■ **Your assignment**: Whenever a line in the listing below holds the string "pada", include it in the count. Say how many such lines there are and nothing more.

■ **Data provided**:
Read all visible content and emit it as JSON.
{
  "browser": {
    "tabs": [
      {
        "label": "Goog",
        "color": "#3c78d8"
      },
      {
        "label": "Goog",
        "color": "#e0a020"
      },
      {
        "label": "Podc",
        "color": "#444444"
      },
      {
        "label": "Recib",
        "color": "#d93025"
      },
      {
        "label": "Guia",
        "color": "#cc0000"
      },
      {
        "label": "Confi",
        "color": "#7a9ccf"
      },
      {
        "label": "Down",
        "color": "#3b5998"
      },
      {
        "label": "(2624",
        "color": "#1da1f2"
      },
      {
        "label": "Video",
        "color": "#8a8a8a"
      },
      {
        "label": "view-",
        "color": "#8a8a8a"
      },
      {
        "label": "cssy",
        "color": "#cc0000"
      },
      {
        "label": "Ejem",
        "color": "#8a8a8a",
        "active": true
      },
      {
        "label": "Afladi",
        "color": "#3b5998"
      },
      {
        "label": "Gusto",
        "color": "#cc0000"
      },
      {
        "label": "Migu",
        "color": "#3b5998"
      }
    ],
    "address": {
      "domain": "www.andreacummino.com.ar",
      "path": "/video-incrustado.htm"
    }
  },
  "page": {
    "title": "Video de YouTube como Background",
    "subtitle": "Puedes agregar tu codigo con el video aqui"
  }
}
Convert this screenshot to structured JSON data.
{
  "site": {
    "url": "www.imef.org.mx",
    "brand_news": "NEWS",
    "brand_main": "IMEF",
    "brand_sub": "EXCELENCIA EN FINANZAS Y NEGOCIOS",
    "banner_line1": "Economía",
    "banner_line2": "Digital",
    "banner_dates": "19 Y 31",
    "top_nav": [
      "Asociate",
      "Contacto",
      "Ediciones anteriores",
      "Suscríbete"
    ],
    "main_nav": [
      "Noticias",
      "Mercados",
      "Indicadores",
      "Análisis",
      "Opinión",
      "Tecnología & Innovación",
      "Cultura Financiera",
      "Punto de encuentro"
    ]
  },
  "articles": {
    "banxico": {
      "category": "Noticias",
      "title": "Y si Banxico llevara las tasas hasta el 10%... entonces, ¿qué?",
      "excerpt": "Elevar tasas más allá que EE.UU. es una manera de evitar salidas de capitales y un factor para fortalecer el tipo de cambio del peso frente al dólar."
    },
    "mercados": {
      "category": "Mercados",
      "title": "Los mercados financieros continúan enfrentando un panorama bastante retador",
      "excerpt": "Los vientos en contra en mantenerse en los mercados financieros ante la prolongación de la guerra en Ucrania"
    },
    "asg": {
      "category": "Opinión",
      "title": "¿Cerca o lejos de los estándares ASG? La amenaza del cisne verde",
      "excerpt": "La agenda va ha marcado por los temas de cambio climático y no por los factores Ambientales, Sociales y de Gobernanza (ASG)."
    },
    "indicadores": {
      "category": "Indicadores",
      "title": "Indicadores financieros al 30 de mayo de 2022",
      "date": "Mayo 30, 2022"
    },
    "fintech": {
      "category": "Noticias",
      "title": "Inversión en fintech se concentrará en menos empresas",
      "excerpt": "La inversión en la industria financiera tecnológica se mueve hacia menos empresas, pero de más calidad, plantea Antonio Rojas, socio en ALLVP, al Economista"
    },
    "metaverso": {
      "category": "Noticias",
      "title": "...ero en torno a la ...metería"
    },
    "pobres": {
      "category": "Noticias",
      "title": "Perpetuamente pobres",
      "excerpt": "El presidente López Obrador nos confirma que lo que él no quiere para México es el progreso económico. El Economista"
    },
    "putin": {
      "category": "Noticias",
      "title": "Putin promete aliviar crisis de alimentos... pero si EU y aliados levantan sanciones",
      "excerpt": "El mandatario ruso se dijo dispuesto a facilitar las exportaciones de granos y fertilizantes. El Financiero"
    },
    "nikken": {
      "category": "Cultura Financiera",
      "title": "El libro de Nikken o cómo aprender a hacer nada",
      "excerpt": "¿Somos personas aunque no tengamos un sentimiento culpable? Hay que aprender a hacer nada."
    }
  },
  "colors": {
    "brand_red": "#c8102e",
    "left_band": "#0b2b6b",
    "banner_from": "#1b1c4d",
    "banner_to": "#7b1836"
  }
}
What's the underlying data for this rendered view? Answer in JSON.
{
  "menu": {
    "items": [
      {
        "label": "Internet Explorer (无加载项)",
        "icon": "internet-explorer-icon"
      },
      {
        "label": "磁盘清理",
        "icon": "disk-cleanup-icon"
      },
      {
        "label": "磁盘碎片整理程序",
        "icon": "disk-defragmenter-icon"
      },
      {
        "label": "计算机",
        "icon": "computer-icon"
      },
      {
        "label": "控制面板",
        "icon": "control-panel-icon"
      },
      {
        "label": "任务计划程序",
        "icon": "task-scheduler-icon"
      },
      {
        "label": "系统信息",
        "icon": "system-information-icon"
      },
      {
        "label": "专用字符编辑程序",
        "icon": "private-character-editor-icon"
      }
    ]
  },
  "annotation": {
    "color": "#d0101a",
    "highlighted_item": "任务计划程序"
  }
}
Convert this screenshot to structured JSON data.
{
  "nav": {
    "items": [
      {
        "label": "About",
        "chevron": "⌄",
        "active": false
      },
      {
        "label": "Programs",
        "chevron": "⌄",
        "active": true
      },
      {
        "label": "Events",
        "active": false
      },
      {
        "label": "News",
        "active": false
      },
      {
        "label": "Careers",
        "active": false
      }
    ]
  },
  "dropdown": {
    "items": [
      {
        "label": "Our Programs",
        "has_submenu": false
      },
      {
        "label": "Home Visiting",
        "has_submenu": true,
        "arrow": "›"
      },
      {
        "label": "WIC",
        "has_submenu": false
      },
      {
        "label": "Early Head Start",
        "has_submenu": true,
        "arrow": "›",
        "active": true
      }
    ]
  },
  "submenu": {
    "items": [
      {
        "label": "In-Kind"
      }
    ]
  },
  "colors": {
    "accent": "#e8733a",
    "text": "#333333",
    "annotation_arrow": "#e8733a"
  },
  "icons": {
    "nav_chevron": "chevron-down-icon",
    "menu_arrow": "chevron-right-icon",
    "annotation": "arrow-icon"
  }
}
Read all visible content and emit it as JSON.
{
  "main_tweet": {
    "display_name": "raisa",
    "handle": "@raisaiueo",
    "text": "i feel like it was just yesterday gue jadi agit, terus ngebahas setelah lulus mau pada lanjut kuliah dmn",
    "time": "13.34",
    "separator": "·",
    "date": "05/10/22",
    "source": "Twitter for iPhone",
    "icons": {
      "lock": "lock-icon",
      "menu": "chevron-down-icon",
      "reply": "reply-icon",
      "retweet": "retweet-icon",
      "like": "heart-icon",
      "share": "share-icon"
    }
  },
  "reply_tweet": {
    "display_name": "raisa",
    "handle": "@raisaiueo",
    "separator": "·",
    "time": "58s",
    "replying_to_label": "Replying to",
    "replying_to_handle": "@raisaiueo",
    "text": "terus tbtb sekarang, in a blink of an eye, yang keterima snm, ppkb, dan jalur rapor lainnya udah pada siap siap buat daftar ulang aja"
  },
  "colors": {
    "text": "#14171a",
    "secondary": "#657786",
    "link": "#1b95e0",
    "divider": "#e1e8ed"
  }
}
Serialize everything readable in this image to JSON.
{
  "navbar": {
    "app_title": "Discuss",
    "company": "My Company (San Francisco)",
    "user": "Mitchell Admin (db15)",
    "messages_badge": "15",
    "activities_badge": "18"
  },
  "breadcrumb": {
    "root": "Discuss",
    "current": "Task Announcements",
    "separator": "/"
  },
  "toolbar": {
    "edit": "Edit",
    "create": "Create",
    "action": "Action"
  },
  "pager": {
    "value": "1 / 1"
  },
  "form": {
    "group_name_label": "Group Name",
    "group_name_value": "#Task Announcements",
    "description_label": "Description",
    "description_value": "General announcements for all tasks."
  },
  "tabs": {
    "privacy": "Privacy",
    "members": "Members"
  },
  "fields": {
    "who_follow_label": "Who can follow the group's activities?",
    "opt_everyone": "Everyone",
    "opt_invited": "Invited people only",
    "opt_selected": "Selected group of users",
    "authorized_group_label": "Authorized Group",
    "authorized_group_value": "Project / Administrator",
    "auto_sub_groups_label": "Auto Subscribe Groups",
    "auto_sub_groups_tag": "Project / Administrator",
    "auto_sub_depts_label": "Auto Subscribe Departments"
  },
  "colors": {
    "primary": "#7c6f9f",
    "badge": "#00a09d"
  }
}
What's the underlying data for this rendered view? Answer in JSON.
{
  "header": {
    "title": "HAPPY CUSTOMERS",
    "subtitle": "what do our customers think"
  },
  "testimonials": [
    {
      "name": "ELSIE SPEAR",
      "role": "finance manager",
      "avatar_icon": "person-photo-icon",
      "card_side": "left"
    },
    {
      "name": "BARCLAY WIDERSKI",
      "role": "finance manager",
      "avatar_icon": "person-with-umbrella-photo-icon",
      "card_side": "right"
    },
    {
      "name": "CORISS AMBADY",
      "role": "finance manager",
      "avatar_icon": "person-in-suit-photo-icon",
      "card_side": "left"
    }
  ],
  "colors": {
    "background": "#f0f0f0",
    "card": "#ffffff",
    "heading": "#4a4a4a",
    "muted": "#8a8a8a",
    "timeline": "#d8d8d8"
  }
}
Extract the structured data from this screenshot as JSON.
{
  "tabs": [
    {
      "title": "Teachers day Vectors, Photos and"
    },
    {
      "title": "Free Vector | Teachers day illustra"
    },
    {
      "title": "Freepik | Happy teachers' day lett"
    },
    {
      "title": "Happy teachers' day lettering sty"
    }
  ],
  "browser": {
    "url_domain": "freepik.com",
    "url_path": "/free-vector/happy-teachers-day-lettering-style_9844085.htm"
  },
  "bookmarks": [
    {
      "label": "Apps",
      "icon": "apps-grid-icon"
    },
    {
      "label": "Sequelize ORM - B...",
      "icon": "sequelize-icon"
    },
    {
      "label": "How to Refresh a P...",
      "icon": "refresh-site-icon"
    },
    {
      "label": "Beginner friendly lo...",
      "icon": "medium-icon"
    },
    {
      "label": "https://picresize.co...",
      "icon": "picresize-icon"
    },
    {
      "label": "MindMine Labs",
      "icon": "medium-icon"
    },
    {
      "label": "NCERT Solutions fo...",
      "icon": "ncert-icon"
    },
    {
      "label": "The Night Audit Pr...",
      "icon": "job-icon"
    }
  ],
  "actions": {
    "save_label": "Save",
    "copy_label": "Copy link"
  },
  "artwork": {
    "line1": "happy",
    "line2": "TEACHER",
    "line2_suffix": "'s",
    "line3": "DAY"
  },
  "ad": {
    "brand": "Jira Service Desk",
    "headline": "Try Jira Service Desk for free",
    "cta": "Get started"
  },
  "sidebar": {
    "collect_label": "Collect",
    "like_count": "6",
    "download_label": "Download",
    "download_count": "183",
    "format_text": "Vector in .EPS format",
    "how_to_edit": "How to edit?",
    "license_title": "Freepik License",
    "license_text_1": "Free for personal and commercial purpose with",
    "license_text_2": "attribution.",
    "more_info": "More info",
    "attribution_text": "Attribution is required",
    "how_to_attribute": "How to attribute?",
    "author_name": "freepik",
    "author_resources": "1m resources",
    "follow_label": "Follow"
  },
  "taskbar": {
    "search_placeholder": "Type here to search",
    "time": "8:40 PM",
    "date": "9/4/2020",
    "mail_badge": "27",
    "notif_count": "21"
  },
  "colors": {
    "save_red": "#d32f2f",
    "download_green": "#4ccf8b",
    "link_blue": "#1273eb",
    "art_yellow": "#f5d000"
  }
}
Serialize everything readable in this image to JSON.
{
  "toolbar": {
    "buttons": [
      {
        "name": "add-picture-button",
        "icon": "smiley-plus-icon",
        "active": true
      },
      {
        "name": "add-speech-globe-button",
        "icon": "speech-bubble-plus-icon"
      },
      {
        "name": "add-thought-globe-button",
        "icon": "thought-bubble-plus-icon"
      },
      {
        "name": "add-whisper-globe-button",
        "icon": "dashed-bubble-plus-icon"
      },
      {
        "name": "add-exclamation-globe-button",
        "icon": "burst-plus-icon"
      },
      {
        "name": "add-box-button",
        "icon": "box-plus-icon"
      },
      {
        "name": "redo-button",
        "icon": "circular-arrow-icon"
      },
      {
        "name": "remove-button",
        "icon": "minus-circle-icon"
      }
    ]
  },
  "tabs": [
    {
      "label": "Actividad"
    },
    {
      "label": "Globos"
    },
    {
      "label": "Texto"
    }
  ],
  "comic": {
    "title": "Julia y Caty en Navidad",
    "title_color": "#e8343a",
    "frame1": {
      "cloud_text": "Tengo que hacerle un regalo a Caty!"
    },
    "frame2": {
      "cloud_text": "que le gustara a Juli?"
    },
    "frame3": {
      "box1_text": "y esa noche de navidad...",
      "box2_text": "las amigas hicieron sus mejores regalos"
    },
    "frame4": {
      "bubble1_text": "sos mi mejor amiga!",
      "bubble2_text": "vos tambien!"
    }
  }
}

■ **Expected answer**: 2